What to do
Repeat each entry exactly and drop the pictures.
Content starts
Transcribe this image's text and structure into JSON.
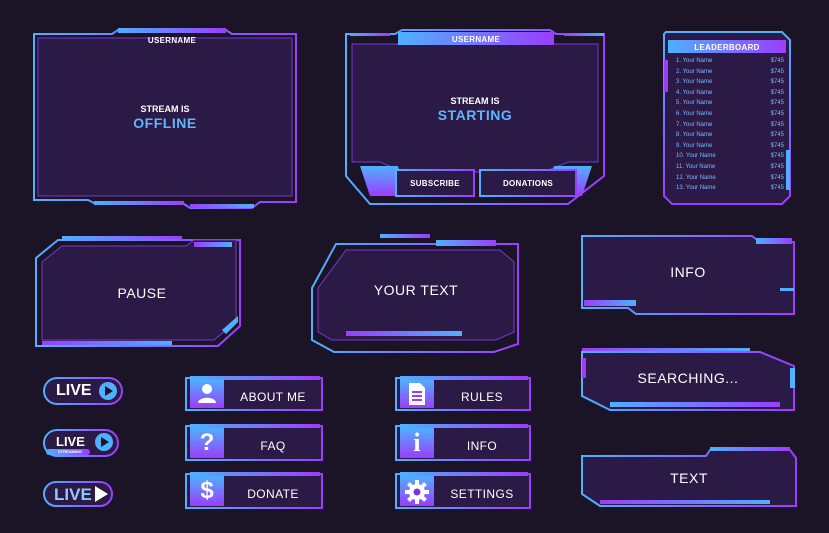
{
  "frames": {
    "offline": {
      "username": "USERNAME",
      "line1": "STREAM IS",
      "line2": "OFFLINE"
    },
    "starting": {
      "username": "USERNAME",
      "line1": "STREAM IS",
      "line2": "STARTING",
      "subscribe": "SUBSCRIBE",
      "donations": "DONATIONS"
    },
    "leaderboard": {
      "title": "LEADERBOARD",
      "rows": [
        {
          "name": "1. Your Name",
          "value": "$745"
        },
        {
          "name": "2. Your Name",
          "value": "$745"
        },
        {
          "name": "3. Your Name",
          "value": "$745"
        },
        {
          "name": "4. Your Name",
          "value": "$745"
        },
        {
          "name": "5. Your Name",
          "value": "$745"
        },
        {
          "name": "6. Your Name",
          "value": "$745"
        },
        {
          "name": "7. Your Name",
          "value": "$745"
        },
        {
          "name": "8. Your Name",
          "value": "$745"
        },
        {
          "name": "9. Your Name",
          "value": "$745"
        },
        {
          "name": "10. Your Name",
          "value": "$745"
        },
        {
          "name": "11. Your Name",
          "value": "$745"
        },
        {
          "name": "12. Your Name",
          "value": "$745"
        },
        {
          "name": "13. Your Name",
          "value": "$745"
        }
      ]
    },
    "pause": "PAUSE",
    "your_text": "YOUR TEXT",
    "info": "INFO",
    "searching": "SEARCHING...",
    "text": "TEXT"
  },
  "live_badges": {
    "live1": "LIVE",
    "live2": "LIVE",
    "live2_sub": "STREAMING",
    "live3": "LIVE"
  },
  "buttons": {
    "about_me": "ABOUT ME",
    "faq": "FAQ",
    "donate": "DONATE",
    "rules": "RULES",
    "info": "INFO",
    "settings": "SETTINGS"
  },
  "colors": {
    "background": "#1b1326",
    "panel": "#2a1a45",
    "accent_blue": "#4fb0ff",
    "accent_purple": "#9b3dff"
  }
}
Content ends
Task result
Transcribe this image's text and structure into JSON.
{
  "frames": {
    "offline": {
      "username": "USERNAME",
      "line1": "STREAM IS",
      "line2": "OFFLINE"
    },
    "starting": {
      "username": "USERNAME",
      "line1": "STREAM IS",
      "line2": "STARTING",
      "subscribe": "SUBSCRIBE",
      "donations": "DONATIONS"
    },
    "leaderboard": {
      "title": "LEADERBOARD",
      "rows": [
        {
          "name": "1. Your Name",
          "value": "$745"
        },
        {
          "name": "2. Your Name",
          "value": "$745"
        },
        {
          "name": "3. Your Name",
          "value": "$745"
        },
        {
          "name": "4. Your Name",
          "value": "$745"
        },
        {
          "name": "5. Your Name",
          "value": "$745"
        },
        {
          "name": "6. Your Name",
          "value": "$745"
        },
        {
          "name": "7. Your Name",
          "value": "$745"
        },
        {
          "name": "8. Your Name",
          "value": "$745"
        },
        {
          "name": "9. Your Name",
          "value": "$745"
        },
        {
          "name": "10. Your Name",
          "value": "$745"
        },
        {
          "name": "11. Your Name",
          "value": "$745"
        },
        {
          "name": "12. Your Name",
          "value": "$745"
        },
        {
          "name": "13. Your Name",
          "value": "$745"
        }
      ]
    },
    "pause": "PAUSE",
    "your_text": "YOUR TEXT",
    "info": "INFO",
    "searching": "SEARCHING...",
    "text": "TEXT"
  },
  "live_badges": {
    "live1": "LIVE",
    "live2": "LIVE",
    "live2_sub": "STREAMING",
    "live3": "LIVE"
  },
  "buttons": {
    "about_me": "ABOUT ME",
    "faq": "FAQ",
    "donate": "DONATE",
    "rules": "RULES",
    "info": "INFO",
    "settings": "SETTINGS"
  },
  "colors": {
    "background": "#1b1326",
    "panel": "#2a1a45",
    "accent_blue": "#4fb0ff",
    "accent_purple": "#9b3dff"
  }
}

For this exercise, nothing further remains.